((
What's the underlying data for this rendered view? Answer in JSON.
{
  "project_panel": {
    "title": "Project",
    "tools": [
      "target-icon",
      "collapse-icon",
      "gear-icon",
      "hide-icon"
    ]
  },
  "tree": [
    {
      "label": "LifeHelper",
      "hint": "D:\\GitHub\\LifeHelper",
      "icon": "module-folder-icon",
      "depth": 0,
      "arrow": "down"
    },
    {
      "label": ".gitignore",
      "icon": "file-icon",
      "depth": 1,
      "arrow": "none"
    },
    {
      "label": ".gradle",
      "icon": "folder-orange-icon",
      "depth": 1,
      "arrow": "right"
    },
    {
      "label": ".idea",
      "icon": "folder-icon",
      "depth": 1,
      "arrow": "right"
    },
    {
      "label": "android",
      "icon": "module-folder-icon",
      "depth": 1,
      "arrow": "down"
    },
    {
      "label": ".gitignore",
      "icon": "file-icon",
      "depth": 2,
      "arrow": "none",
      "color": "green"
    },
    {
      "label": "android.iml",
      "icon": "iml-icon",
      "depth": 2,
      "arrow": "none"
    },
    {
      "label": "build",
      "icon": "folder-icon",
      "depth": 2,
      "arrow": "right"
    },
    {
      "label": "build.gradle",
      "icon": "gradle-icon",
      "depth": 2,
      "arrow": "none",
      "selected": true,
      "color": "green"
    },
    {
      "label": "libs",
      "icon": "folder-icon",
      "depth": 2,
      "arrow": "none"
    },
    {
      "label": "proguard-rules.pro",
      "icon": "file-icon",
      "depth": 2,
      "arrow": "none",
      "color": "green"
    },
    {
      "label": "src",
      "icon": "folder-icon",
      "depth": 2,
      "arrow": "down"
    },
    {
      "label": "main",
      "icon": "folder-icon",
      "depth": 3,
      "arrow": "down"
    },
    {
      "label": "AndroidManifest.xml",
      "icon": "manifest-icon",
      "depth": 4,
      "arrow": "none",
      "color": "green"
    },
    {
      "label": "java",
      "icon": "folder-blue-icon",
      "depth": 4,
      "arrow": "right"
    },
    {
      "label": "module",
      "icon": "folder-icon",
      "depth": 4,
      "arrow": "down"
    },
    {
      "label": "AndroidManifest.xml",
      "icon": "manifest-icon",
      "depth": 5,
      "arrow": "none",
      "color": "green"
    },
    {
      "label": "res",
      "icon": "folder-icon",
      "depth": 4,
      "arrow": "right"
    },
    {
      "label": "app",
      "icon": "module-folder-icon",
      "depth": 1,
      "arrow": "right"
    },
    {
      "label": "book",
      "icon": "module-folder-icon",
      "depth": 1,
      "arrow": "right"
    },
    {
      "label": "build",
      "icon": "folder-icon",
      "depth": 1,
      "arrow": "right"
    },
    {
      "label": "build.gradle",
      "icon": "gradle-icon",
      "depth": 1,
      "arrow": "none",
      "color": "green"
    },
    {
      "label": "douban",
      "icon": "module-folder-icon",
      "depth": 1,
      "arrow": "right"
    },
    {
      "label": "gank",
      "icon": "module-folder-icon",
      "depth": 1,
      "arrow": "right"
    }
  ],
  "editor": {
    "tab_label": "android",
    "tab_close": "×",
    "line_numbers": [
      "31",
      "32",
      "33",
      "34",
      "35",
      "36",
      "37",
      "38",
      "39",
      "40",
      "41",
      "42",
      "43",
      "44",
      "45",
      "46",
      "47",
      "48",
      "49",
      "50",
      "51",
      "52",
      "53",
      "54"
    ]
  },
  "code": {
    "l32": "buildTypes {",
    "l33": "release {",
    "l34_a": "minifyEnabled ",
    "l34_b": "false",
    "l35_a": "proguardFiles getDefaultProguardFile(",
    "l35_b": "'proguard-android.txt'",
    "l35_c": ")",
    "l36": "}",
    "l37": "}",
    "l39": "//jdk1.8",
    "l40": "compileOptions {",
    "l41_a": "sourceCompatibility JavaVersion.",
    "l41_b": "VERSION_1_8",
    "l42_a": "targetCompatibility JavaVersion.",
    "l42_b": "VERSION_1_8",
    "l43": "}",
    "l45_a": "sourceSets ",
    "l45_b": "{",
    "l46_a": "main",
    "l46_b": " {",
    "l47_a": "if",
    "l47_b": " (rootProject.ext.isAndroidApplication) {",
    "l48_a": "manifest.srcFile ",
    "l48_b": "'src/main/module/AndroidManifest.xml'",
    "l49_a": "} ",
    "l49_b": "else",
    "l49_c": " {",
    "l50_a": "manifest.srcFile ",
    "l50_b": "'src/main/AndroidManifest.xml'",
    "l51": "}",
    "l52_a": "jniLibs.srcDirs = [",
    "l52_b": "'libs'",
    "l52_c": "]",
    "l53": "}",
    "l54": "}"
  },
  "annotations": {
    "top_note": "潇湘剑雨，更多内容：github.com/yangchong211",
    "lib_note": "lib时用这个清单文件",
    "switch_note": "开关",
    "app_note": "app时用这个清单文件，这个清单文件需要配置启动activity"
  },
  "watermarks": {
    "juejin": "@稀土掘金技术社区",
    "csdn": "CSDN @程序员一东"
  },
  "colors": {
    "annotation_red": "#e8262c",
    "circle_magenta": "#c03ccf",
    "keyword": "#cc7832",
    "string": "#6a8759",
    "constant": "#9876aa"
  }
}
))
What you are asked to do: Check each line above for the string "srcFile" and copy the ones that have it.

Finished task:
    "l48_a": "manifest.srcFile ",
    "l50_a": "manifest.srcFile ",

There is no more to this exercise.